■ The task ■
Go through each line of the entries below and tally those containing the string "MIIS"; give only the total.

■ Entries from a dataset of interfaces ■
______________________________

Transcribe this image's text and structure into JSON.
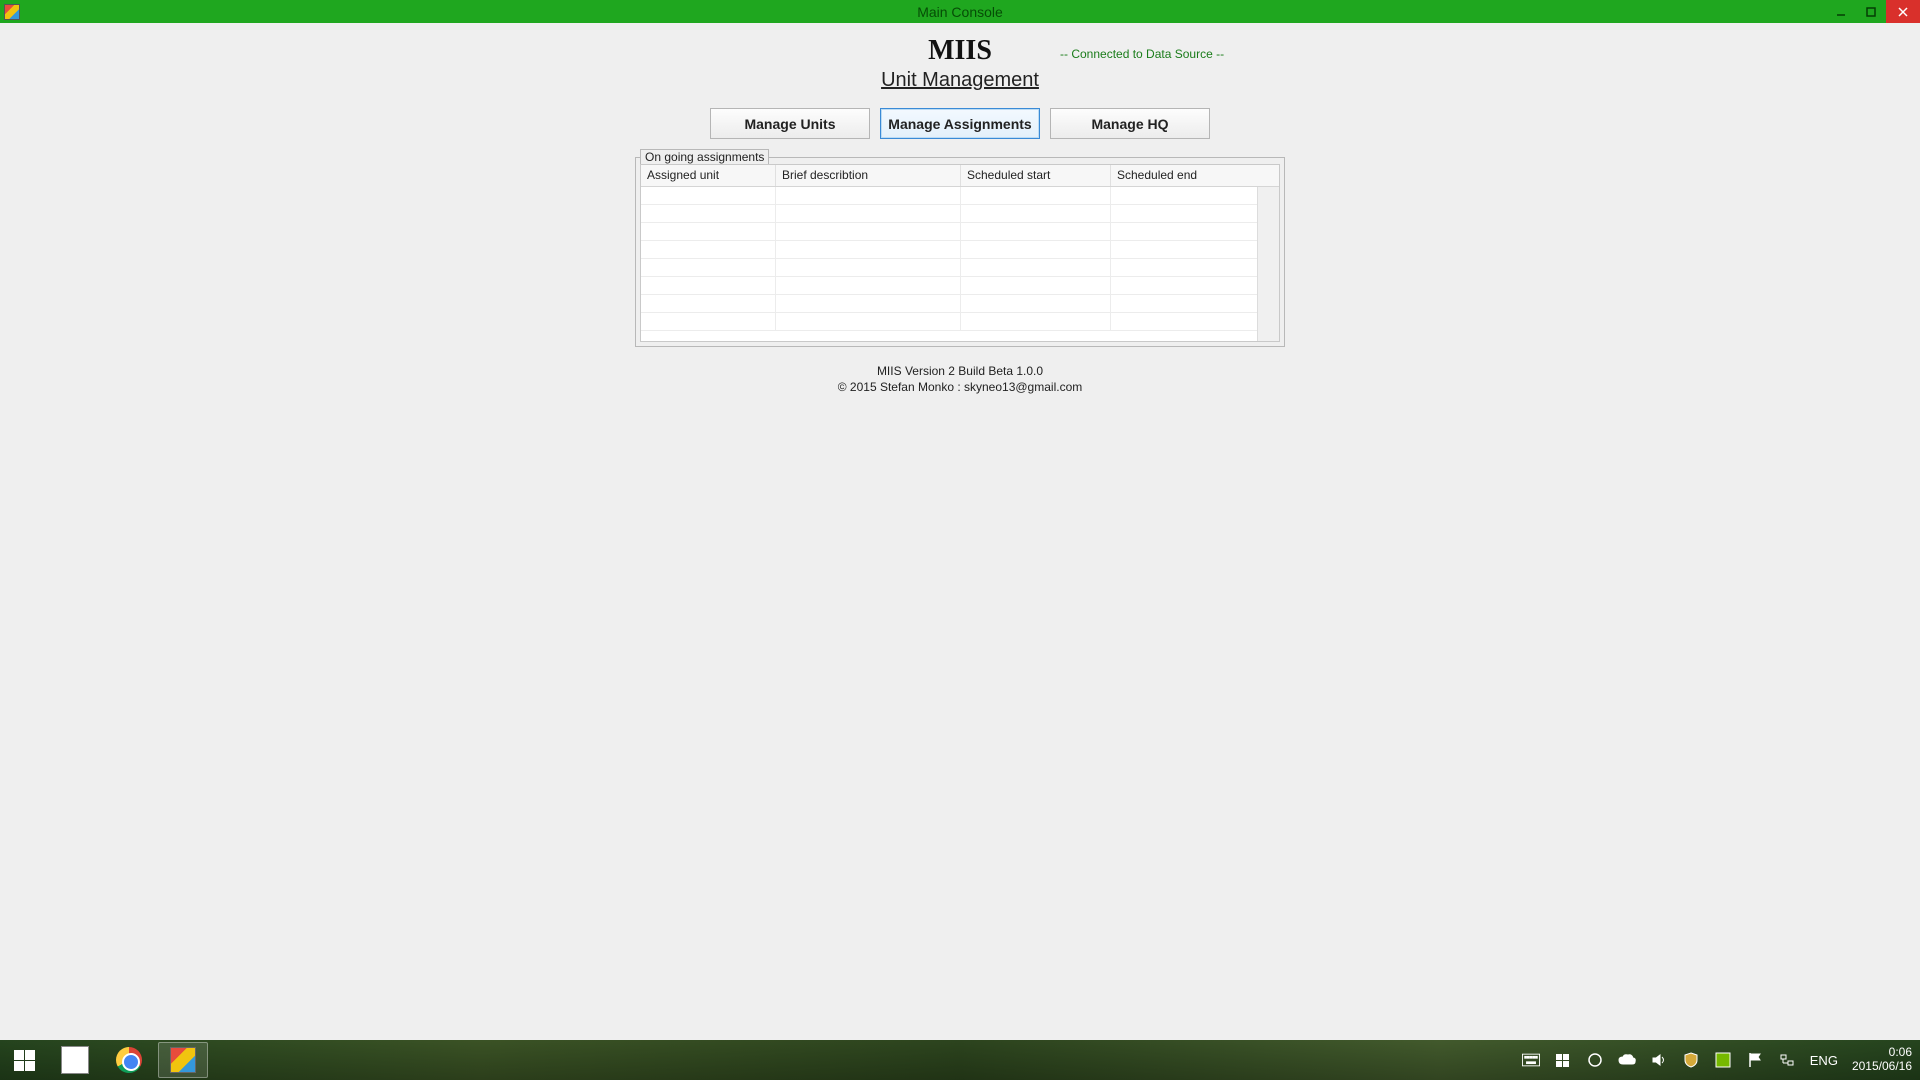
{
  "window": {
    "title": "Main Console"
  },
  "header": {
    "app_name": "MIIS",
    "subtitle": "Unit Management",
    "connection_status": "-- Connected to Data Source --"
  },
  "tabs": {
    "manage_units": "Manage Units",
    "manage_assignments": "Manage Assignments",
    "manage_hq": "Manage HQ"
  },
  "assignments_panel": {
    "label": "On going assignments",
    "columns": {
      "assigned_unit": "Assigned unit",
      "brief_description": "Brief describtion",
      "scheduled_start": "Scheduled start",
      "scheduled_end": "Scheduled end"
    },
    "rows": []
  },
  "footer": {
    "line1": "MIIS Version 2 Build Beta 1.0.0",
    "line2": "© 2015 Stefan Monko : skyneo13@gmail.com"
  },
  "taskbar": {
    "language": "ENG",
    "time": "0:06",
    "date": "2015/06/16"
  }
}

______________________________

■ Response to this task ■
2